Back in December, I reported on an issue that’s been plaguing Twitch for quite some time: scammers who pretend to be popular streamers and lure people in with the promise of fake giveaways. As of now, Twitch has yet to comprehensively solve the problem. Instead, it’s played whack-a-mole with thousands of fake accounts.
The playbook these impostor channels run is pretty straightforward. First, they take old footage of popular streamers—for example, Michael “Shroud” Grzesiek, who moved over to Mixer last year and whose presence on Twitch immediately attracts eyeballs—and then they slap a “free” skin giveaway overlay on top of that. If you type a corresponding command in chat, you’ll be given a link that’s supposed to spirit you away to the promised land of rare CSGO or PUBG skins. Instead, it typically prompts viewers to plug in their Steam information and authorize a trade that swipes all of their skins. Rare skins can fetch a high price in real-world dollars, so for scammers, there’s gold in them thar duplicitous hills. Scammers can also apply a sheen of legitimacy to all of this by boosting their view counts through the stratosphere with bot viewers and chatters, who propel illicit streams to the top of Twitch’s “browse” section, where you typically expect to see big-name streamers.
These channels pop up daily, often multiple times per day. For example, while idly browsing Twitch midway through writing this story, I came across a Shroud impostor who had over 12,000 viewers. Chat moved at a robotic pace, with a gaggle of definitely-real “people” blabbering about all the sweet, sweet skins that were falling into their laps. This one in particular got banned about 20 minutes after I found it, but I’ve also seen complaints from Twitch viewers about channels like these remaining live on the site for hours.
One Twitch viewer who chose to remain anonymous told Kotaku that they have been using multiple scripts to keep track of scammers by way of known naming schemes and tech that detects text in images. They say that 2,900 fake channels have sprung up and been hammered back down since December. (Their scripts automatically report fake channels to Twitch, which presumably aids in the company’s whack-a-mole efforts.)
“I cannot tell how many people fall for this scam, but it must be very many because these scammers create not only new channel[s], but also new domains that also get reported from another project that I’m running to Google and Cloudflare,” the anonymous Twitch user told Kotaku in an email.
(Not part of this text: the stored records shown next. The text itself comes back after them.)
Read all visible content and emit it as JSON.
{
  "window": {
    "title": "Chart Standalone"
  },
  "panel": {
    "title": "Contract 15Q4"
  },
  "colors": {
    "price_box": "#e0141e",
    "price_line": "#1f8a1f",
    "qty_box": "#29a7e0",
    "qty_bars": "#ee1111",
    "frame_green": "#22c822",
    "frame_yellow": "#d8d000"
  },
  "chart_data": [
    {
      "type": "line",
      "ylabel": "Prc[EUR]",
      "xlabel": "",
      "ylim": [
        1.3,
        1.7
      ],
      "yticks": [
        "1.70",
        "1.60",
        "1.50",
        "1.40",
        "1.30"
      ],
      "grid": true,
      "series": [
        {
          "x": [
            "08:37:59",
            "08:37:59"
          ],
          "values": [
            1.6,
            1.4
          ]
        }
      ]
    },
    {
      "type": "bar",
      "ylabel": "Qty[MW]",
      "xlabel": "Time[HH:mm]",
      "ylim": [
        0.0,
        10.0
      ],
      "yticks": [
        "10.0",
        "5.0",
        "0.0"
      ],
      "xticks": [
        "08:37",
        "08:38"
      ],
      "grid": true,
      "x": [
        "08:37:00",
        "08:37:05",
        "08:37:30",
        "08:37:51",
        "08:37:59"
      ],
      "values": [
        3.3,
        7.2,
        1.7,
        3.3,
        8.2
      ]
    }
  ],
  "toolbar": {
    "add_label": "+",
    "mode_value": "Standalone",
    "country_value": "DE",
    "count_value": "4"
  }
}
Twitch viewers have also been trying to warn each other about these scams. If you check the official Twitch, CSGO, PUBG, and Shroud subreddits, you’ll find countless threads calling attention to impostor streams. One viewer, who goes by the handle RiverrowXD, even decided to go down the rabbit hole of following the links in a fake channel claiming to be Counter-Strike pro Jake “Stewie2k” Yip, just to see what would happen. They were savvy enough to avoid having their skins swiped, but they found the scam to be convincing enough that they could see how Twitch viewers—especially new ones—might fall for it.
“It is not the sign that says ‘free skins’ that tricks people,” RiverrowXD told Kotaku in an email. “It is the fact that a channel has a 1000+ people (bots) watching a stream with a ‘sponsored message’ by a website that gives free skins, that tricks people... It is an easy scam to fall [for], especially for people who are new to either Counter-Strike or Twitch. You can’t really blame them, either. It is hard to know better when you are new to it and just trying to get into the community by getting cool skins to show off.”
As for Twitch, the company is clearly taking action against impostor accounts, but so far, it appears to be metering out justice on a case-by-case basis. If it has a more comprehensive plan in place, it will not say, because that would give scammers the signal to change their tactics.
“While we cannot share details that may aid bad actors looking to circumvent our controls, we regularly assess and update our platform to ensure we are addressing emerging and evolving behaviors,” a Twitch spokesperson told Kotaku in an email. “We encourage users who see these types of streams to report them and not engage with suspicious links.”
The company would also not disclose any information about the severity of the problem and did not respond to my question about how many users fall for these sorts of scams. However, it’s worth noting that Steam account-based item scams have definitely worked on lots of people in the past, at least according to Valve’s metrics. Back in 2015, before it rolled out additional safeguards, Valve said that account hijackers claimed 77,000 accounts per month through illicit trading schemes.
One big problem that Twitch has yet to address, as pointed out by the anonymous user who’s been tracking scam accounts, is that “creating a new Twitch account is super easy. Twitch [checks] if you are a human by sending a five-digit code to your email address that can just be extracted and filled in with a script.”
As long as it’s easy, people will probably keep doing it.